In February 2012, Congress passed the Middle Class Tax Relief and Job Creation Act, authorizing the Federal Communications Commission (FCC) to use voluntary incentive auctions to repurpose electromagnetic spectrum.1 These auctions give television broadcasters, to whom spectrum is currently allocated, the option to voluntarily sell their spectrum back to the government. The relinquished spectrum can then be relicensed for multiple uses and reauctioned to companies that supply mobile data plans. To participate, broadcasters must either (1) relocate from their current channel to a shared channel, (2) transfer to a new frequency, or (3) fully relinquish their spectrum.
While the statutory scheme does not unilaterally revoke broadcasting licenses, its structure limits the FCC's ability to redistribute spectrum from its relatively low-value television use to a more high-value wireless broadband use. This Note argues that, from policy and economic perspectives, full relinquishment best accomplishes the goal of optimal spectrum reallocation. Congress likely assumed fully relinquishing broadcasters would be forced offthe air after losing access to the spectrum on which their programming was transmitted. This assumption, however, is faulty. Broadcasters choosing to fully relinquish can continue to transmit using other mediums, thereby providing consumers with the services previously offered over the airwaves.
Accordingly, Congress or the FCC should create incentives to encourage broadcasters to choose the full-relinquishment option and protect viewers from potential programming losses. Motivating broadcasters to choose full relinquishment can be accomplished by extending incentives that are already being offered to broadcasters choosing the other two options: sharing or relocation. To incentivize full relinquishment, Congress or the FCC can extend must-carry privileges, pay for broadcasters to relocate to leased-access cable, or include a financial premium.

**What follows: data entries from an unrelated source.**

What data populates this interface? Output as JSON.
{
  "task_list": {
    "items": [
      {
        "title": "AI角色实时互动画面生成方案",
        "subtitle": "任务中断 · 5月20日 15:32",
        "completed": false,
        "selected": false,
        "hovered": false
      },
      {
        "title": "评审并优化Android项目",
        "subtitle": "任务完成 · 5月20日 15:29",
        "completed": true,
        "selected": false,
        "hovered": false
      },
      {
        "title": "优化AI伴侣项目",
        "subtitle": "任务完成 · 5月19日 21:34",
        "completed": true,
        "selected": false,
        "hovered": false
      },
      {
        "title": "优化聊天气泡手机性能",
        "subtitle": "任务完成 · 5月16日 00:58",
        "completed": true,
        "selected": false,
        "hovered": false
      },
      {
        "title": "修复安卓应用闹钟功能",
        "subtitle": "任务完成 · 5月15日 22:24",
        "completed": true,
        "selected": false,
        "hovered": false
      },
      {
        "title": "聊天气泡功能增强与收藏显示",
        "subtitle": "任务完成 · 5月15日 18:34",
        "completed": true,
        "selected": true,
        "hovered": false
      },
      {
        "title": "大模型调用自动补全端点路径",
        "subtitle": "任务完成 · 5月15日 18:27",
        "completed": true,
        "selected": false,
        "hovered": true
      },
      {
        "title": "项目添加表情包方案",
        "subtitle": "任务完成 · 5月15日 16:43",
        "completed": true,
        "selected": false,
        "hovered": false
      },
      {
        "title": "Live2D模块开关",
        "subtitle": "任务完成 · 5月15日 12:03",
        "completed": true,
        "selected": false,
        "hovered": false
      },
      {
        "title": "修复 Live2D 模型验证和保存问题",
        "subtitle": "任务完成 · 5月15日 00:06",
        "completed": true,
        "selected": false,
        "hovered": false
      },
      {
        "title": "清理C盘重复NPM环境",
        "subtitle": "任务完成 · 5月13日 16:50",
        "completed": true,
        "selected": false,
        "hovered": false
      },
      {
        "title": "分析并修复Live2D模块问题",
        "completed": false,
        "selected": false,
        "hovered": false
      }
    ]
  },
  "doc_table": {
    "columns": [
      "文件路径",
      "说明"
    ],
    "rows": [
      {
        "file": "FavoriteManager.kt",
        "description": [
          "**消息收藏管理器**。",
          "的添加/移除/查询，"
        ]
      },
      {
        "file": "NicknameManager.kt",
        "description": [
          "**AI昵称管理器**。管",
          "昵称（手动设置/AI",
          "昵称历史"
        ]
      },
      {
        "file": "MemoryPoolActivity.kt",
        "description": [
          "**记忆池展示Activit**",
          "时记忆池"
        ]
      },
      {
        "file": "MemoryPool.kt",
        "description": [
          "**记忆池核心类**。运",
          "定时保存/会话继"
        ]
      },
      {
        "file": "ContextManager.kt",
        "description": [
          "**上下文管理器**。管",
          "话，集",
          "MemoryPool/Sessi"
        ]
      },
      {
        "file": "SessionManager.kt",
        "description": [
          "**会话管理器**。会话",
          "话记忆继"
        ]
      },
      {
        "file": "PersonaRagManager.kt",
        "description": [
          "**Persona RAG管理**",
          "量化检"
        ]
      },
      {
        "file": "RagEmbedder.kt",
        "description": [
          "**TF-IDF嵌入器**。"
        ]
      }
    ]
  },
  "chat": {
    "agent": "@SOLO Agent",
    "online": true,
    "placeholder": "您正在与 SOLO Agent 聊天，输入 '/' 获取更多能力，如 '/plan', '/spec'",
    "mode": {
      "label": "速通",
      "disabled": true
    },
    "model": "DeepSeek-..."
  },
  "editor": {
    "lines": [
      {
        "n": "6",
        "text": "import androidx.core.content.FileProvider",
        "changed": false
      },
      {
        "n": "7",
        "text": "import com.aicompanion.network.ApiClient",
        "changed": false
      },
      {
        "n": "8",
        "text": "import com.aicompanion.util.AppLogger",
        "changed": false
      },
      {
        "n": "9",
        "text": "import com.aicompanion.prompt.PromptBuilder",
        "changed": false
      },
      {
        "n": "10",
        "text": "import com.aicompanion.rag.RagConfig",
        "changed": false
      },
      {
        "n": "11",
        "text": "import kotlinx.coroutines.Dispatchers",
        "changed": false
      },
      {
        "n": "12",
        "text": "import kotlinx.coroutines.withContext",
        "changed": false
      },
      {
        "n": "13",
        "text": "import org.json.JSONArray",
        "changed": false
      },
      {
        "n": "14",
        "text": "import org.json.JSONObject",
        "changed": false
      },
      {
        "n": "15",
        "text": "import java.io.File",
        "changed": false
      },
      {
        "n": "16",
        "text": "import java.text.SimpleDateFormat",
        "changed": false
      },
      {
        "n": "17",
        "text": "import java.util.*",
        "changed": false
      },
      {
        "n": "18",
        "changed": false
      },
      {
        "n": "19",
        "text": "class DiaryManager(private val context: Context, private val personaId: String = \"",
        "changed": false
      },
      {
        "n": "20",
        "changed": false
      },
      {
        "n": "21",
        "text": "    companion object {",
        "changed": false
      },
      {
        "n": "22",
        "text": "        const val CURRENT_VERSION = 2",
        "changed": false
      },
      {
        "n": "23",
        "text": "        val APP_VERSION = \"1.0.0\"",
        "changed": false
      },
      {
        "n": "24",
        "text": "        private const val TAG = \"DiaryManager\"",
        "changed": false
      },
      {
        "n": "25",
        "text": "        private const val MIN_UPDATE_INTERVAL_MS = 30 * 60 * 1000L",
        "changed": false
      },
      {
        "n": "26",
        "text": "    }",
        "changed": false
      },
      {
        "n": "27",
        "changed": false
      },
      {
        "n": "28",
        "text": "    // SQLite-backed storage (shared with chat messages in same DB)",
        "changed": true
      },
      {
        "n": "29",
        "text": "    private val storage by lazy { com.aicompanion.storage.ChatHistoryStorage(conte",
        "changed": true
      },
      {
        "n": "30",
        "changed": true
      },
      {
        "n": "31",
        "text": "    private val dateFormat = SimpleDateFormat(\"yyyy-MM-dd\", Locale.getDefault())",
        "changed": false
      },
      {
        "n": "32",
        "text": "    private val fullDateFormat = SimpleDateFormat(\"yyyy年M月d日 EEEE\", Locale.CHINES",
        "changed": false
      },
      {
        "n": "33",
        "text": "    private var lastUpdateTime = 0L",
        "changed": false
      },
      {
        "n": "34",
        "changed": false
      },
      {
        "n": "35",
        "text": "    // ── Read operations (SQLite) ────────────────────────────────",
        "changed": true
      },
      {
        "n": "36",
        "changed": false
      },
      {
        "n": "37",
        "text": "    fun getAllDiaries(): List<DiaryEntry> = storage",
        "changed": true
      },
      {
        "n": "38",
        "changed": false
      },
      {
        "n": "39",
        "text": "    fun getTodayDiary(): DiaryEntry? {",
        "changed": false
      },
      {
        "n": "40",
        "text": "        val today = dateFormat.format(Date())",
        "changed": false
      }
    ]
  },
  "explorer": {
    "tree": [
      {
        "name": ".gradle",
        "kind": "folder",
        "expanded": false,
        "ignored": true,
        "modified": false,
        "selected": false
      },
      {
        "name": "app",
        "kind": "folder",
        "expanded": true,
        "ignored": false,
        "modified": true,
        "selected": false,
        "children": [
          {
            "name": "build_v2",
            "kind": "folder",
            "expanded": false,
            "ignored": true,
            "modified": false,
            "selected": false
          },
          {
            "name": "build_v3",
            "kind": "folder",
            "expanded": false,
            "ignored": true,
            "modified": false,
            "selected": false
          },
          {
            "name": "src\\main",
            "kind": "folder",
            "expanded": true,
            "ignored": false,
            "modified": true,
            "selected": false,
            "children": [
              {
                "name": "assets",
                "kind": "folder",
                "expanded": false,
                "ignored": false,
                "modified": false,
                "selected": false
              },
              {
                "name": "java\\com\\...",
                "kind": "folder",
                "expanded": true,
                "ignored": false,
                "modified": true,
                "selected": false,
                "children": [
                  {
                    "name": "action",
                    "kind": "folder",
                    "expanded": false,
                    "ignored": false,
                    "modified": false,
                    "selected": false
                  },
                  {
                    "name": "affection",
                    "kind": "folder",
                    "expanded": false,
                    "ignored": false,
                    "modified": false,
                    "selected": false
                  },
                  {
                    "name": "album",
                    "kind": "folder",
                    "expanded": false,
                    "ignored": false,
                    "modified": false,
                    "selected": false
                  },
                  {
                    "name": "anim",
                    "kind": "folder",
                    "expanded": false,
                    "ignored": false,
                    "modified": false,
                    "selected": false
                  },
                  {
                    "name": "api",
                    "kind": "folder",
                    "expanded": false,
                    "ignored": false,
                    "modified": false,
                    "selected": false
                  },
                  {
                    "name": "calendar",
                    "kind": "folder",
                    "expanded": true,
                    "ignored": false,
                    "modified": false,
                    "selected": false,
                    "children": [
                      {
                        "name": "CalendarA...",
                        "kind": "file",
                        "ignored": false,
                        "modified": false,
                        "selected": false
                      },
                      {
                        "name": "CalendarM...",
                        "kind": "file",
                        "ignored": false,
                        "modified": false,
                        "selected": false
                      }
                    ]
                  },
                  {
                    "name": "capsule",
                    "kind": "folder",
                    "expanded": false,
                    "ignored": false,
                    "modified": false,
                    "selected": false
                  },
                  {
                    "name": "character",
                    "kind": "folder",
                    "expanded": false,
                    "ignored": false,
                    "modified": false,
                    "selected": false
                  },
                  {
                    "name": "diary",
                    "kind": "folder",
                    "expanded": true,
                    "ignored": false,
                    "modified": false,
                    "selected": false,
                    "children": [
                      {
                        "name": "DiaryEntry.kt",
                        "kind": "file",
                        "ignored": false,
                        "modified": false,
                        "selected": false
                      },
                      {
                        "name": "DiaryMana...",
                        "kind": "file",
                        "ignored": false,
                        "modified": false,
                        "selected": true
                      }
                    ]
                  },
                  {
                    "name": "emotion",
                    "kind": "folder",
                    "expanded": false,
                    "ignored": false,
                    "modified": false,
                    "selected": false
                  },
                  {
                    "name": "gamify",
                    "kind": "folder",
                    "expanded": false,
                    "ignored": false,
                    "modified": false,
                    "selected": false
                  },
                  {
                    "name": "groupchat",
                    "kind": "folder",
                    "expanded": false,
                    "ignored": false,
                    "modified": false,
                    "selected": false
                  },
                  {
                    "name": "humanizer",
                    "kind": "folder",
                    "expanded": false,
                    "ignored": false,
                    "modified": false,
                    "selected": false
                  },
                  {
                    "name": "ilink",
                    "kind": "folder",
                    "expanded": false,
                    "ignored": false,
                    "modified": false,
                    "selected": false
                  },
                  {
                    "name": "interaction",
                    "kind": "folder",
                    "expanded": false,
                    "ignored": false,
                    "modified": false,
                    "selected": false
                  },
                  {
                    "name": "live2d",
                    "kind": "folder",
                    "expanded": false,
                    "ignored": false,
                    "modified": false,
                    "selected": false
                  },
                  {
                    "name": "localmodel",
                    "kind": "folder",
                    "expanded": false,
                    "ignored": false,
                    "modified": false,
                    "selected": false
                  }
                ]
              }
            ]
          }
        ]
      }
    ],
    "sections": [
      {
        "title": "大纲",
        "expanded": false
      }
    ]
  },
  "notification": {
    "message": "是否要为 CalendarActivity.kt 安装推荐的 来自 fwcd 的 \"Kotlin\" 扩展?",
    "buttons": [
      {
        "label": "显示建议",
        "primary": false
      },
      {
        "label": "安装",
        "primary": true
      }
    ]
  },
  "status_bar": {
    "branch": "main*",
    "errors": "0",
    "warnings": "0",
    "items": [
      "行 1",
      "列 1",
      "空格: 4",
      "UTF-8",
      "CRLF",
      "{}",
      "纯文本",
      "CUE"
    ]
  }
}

Part II of this Note discusses the modern regulatory framework, focusing on the inadequate mechanisms for repurposing spectrum and introduces the voluntary incentive auction. Parts III and IV provide an overview of the Middle Class Tax Relief and Job Creation Act, and argue that full relinquishment is the optimal broadcaster choice to help curb the spectrum deficiencies. Part V outlines possible incentives to coax broadcasters to fully relinquish and transmit on other mediums. Part VI briefly concludes.
II. Command and Control in the Modern Era
A. Overview of Modern Command-and-Control Regulations
Despite its critics, FCC stewardship of the electromagnetic spectrum has not changed in a meaningful way since Congress first cleared the airwaves with the Radio Act of 1927.2 Pursuant to its authority to grant licenses according to "public interest, convenience, and necessity"3 the FCC has parceled out spectrum for use as a public resource since its creation in 1934.4 Because frequencies cannot be occupied by two transmissions at the same time without harmful interference, and there are a limited number of frequencies, the government treated spectrum as uniquely scarce.5 Accordingly, the government retained control over spectrum while vesting ownership in the public.
In the current scheme, known as command and control because of the FCC's direct regulation, spectrum is allocated and licensed for a particular use for a term of up to eight years.6 Once allocated, the FCC grants a license to a specific individual, organization, or corporation to transmit over a specific frequency, at a specific location, at a specific time, subject to certain parameters of service.7 Licenses may be renewed subject to public interest considerations, but most licenses are renewed automatically.8 In this way, the FCC is able to tether frequencies to certain technologies indefinitely.
Consistent with the Radio Act's categorical declaration that there would be no private property interest in spectrum,9 the rights and privileges of licensees are limited. …